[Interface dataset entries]
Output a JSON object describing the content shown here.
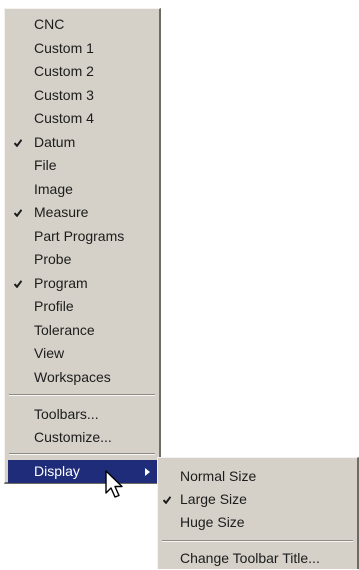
{
  "menu": {
    "items": [
      {
        "label": "CNC",
        "checked": false
      },
      {
        "label": "Custom 1",
        "checked": false
      },
      {
        "label": "Custom 2",
        "checked": false
      },
      {
        "label": "Custom 3",
        "checked": false
      },
      {
        "label": "Custom 4",
        "checked": false
      },
      {
        "label": "Datum",
        "checked": true
      },
      {
        "label": "File",
        "checked": false
      },
      {
        "label": "Image",
        "checked": false
      },
      {
        "label": "Measure",
        "checked": true
      },
      {
        "label": "Part Programs",
        "checked": false
      },
      {
        "label": "Probe",
        "checked": false
      },
      {
        "label": "Program",
        "checked": true
      },
      {
        "label": "Profile",
        "checked": false
      },
      {
        "label": "Tolerance",
        "checked": false
      },
      {
        "label": "View",
        "checked": false
      },
      {
        "label": "Workspaces",
        "checked": false
      }
    ],
    "toolbars": "Toolbars...",
    "customize": "Customize...",
    "display": "Display"
  },
  "submenu": {
    "normal_size": "Normal Size",
    "large_size": "Large Size",
    "huge_size": "Huge Size",
    "change_title": "Change Toolbar Title...",
    "checked_item": "large_size"
  },
  "colors": {
    "menu_bg": "#d5d0c8",
    "highlight": "#1e2c79",
    "text": "#1c1c1c"
  }
}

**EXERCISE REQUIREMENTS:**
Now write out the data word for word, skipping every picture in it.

**TASK RESULT:**
Output a JSON object describing the content shown here.
{
  "menu": {
    "items": [
      {
        "label": "CNC",
        "checked": false
      },
      {
        "label": "Custom 1",
        "checked": false
      },
      {
        "label": "Custom 2",
        "checked": false
      },
      {
        "label": "Custom 3",
        "checked": false
      },
      {
        "label": "Custom 4",
        "checked": false
      },
      {
        "label": "Datum",
        "checked": true
      },
      {
        "label": "File",
        "checked": false
      },
      {
        "label": "Image",
        "checked": false
      },
      {
        "label": "Measure",
        "checked": true
      },
      {
        "label": "Part Programs",
        "checked": false
      },
      {
        "label": "Probe",
        "checked": false
      },
      {
        "label": "Program",
        "checked": true
      },
      {
        "label": "Profile",
        "checked": false
      },
      {
        "label": "Tolerance",
        "checked": false
      },
      {
        "label": "View",
        "checked": false
      },
      {
        "label": "Workspaces",
        "checked": false
      }
    ],
    "toolbars": "Toolbars...",
    "customize": "Customize...",
    "display": "Display"
  },
  "submenu": {
    "normal_size": "Normal Size",
    "large_size": "Large Size",
    "huge_size": "Huge Size",
    "change_title": "Change Toolbar Title...",
    "checked_item": "large_size"
  },
  "colors": {
    "menu_bg": "#d5d0c8",
    "highlight": "#1e2c79",
    "text": "#1c1c1c"
  }
}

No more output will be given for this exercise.